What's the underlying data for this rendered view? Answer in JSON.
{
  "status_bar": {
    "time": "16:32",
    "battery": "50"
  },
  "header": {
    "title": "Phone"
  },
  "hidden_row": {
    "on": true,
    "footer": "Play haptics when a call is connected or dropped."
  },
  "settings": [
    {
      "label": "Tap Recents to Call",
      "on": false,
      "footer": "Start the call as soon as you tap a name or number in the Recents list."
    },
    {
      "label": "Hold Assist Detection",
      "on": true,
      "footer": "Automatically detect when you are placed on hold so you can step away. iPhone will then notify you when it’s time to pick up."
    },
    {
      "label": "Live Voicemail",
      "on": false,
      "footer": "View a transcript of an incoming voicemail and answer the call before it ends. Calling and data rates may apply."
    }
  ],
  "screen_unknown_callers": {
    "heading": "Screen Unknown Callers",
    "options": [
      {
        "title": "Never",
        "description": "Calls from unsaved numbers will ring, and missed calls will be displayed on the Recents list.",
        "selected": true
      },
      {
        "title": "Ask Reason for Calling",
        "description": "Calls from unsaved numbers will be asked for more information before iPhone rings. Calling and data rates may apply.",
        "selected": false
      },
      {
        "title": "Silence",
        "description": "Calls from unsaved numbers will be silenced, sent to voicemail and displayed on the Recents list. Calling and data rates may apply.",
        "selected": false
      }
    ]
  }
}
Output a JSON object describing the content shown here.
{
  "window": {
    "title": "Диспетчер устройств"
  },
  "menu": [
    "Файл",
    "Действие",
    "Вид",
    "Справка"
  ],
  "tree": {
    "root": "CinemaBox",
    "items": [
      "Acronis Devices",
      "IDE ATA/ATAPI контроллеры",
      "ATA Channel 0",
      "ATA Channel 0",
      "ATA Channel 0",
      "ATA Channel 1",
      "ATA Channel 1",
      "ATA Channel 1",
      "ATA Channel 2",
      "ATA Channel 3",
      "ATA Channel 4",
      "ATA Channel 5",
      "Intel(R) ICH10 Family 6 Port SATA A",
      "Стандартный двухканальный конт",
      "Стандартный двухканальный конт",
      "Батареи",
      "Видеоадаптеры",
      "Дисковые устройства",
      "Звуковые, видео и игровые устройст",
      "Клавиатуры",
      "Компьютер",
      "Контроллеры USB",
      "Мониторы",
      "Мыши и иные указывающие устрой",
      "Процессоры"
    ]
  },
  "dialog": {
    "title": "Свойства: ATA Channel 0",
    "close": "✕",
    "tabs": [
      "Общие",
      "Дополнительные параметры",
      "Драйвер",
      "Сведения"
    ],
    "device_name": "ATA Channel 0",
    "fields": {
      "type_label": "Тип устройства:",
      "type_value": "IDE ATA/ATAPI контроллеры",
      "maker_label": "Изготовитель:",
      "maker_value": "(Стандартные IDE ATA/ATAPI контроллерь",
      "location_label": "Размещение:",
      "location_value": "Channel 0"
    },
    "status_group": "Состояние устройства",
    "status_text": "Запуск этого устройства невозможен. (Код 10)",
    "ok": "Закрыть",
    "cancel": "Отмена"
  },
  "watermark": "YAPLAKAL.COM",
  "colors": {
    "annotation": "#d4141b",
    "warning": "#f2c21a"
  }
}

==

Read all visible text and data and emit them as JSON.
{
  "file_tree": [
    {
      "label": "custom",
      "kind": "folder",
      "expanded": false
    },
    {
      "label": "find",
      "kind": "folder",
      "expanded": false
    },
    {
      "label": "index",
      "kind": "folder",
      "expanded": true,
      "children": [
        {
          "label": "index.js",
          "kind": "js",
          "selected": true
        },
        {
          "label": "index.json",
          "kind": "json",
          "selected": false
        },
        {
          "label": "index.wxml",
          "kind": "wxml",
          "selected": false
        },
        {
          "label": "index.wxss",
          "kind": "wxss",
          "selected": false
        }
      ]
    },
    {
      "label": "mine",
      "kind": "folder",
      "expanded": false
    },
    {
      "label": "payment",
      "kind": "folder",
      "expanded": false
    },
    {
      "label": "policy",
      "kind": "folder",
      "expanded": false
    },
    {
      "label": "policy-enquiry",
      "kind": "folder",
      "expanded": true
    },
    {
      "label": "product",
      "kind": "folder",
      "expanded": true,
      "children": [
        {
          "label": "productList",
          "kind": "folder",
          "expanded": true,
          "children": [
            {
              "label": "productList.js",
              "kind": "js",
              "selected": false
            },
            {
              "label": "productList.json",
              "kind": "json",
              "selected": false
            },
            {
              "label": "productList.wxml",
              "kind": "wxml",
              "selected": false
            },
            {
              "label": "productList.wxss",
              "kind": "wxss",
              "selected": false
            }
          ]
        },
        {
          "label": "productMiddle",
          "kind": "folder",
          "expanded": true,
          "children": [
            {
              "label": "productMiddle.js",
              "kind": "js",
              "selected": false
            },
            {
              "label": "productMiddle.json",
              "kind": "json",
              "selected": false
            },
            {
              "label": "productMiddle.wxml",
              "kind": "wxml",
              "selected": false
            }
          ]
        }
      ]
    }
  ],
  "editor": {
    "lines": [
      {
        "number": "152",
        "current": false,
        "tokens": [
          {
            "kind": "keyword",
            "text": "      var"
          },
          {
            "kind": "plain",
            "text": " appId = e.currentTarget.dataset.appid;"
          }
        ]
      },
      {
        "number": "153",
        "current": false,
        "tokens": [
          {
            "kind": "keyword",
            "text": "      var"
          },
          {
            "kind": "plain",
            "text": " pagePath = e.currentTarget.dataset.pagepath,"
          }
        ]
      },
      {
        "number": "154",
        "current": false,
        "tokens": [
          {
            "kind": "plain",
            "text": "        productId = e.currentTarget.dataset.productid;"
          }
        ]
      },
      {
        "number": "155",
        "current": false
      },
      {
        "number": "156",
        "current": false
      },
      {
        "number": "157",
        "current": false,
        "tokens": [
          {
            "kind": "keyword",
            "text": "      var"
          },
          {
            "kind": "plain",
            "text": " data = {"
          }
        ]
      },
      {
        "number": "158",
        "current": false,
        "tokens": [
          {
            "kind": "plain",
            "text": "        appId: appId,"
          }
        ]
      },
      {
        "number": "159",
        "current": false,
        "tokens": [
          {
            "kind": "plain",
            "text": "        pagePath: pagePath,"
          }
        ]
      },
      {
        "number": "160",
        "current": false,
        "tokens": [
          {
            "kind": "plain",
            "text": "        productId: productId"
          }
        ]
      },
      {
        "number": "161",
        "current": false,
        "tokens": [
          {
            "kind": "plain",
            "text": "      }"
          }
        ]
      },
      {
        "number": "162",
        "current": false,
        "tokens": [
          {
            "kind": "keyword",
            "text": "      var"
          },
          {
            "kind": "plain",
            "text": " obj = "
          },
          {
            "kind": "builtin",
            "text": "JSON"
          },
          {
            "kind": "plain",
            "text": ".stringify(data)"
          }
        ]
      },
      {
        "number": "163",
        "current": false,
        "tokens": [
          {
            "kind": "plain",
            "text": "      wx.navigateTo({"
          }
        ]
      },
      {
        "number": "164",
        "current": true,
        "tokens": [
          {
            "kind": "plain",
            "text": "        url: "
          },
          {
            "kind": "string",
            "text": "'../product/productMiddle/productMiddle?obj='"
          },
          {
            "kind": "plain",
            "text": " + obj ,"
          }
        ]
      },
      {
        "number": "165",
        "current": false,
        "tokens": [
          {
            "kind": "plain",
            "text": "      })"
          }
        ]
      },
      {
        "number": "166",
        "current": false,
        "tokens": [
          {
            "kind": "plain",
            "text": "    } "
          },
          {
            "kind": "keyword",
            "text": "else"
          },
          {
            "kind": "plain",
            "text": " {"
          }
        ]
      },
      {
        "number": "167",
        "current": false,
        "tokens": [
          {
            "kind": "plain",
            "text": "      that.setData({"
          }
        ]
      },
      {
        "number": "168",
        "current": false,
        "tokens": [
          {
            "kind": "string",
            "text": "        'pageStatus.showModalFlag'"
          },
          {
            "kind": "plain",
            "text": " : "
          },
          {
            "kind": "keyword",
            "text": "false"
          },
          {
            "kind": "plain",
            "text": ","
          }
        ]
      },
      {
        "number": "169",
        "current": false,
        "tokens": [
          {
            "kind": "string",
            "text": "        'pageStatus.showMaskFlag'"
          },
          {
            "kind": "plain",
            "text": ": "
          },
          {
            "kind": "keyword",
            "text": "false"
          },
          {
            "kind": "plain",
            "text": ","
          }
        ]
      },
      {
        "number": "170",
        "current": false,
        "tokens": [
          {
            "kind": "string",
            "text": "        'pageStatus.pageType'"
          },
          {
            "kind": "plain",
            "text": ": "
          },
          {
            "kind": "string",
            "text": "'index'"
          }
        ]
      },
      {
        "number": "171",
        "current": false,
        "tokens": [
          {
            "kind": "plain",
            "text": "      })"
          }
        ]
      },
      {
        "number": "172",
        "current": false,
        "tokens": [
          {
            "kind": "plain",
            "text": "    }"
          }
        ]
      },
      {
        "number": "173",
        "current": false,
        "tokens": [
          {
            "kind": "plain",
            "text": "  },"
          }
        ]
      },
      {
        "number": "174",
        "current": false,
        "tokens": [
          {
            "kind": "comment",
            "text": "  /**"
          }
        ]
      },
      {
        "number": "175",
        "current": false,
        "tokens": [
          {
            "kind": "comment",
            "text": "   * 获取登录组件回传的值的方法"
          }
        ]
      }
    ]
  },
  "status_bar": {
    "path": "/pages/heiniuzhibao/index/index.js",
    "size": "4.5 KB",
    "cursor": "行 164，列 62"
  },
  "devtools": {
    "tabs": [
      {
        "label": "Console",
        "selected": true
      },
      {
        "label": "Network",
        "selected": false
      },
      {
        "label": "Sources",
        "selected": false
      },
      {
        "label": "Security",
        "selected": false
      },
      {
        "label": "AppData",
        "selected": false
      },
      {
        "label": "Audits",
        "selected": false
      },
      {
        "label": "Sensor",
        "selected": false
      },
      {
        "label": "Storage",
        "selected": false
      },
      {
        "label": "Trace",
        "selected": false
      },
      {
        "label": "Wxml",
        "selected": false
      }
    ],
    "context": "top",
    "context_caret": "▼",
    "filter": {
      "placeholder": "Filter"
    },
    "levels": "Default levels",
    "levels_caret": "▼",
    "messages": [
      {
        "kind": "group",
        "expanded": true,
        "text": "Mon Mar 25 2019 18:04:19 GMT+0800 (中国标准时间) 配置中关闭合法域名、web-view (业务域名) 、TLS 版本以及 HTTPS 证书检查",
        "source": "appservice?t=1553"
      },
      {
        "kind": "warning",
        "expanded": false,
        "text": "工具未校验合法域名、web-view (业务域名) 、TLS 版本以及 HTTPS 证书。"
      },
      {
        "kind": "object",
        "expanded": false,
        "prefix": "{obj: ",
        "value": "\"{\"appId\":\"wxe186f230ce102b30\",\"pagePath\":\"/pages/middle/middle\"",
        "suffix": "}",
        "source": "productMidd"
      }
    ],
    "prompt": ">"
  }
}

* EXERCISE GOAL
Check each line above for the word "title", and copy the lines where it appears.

* WRITTEN SOLUTION
    "title": "Phone"
        "title": "Never",
        "title": "Ask Reason for Calling",
        "title": "Silence",
    "title": "Диспетчер устройств"
    "title": "Свойства: ATA Channel 0",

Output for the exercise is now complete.